The Journal of craniofacial surgery

Mandibular distraction osteogenesis with newly designed electromechanical distractor.

PMID 24914755
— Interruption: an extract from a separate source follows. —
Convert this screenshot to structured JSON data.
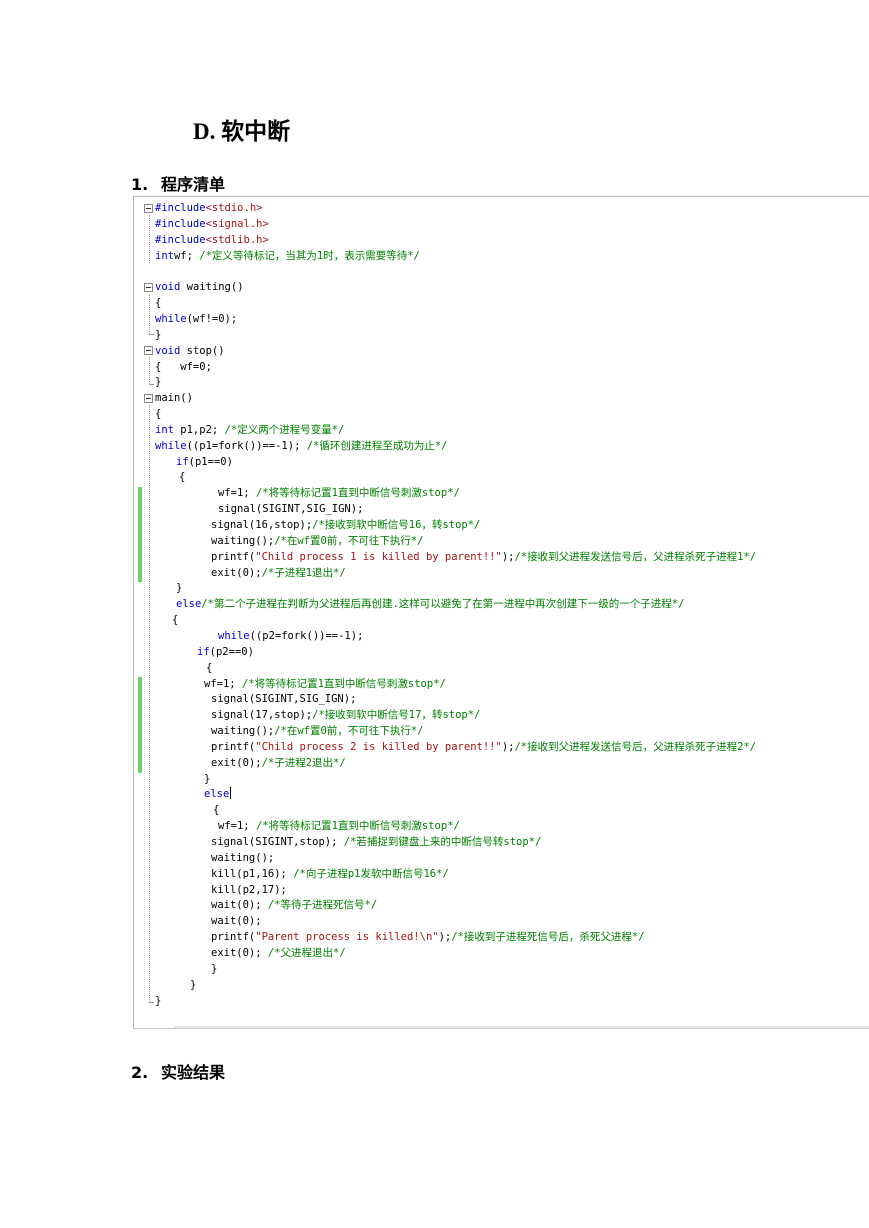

The purposes of this study were to design a fully automatic electromechanical distractor for continuous mandibular distraction osteogenesis and to investigate the efficacy of this newly developed distractor on sheep mandible model. Five sheep underwent unilateral mandibular osteotomy, and the mechanical component of electromechanical distractor was fixed on both sides of the osteotomy site using pins. After a 5-day latency period, the electromechanical distractor was activated at a rate of 0.30 mm per 8 hours using an electronic control unit. The bone was lengthened for 20 days without any intervention to the electromechanical distractor. The animals were killed on the sixth week of the consolidation period, and 5 distracted mandibles were examined through macroscopic observation and computed tomography. Distracted bone length was measured through computed tomography on sagittal slices. The device was tolerated by the distraction process without complications in all animals. New callus formation was observed on the distraction gap. Radiologic evaluation showed new callus formation in the distraction gap. New callus length was found to be, in average, 18.28 mm. In this preliminary study, a newly designed electromechanical distractor was successfully used for mandible distraction, which mainly provided a continuous lengthening during activation period spontaneously without any intervention. We think that the clinical application of this electromechanic distractor may provide patient comfort during distraction. Moreover, electromechanical distractor has the potential for high-resolution movement capacity when compared with annual distraction. The promising results from this prototype are encouraging to further investigations for human applications.